The term "hacker" generally brings to mind a lonesome, hooded figure, operating in the dark, stealing our money or personal information. But the past decade has given us reason to rethink this stereotype.
A new type of hacker is on the rise. Called "ethical hackers" or "white hat hackers", these men and women use their skills for good by helping companies protect themselves. They work to find and report security vulnerabilities before criminal hackers can take advantage of the bugs.
As it turns out, ethical hacking can actually be much more lucrative than operating illegally. Increasingly, organizations like Google, Goldman Sachs and the Department of Defense are paying hackers for identifying vulnerabilities in their systems, in whats known as a "bug bounty program."

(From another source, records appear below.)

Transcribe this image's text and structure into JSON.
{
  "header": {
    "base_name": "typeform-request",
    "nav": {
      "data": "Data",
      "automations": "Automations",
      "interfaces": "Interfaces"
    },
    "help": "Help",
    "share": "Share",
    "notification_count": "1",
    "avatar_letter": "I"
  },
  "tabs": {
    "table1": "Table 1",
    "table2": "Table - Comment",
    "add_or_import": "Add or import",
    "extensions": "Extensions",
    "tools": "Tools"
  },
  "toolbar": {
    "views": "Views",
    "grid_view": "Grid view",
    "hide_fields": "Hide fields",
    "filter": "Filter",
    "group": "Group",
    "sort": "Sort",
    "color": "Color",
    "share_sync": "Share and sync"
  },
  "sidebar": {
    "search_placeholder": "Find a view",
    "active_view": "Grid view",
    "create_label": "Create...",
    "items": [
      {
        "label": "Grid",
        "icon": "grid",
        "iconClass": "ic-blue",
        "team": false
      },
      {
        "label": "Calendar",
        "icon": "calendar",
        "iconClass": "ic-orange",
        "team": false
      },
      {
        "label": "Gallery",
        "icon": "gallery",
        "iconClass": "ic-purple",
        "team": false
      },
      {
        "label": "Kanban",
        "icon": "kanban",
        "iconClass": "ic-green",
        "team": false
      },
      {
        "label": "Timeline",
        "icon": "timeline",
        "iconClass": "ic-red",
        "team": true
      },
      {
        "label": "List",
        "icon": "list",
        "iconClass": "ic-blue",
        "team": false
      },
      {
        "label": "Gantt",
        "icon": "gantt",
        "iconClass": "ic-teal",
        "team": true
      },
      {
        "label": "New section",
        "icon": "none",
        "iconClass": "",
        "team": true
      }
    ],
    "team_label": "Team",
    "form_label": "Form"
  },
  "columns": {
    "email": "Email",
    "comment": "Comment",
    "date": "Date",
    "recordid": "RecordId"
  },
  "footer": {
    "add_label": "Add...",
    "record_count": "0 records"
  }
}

This has given rise to a new crop of startups, like Bugcrowd, Hackerone and Synack, which work to connect ethical hackers with companies offering bug bounties. And through these platforms, some talented hackers have struck it rich.
Here's how hackers became the good guys.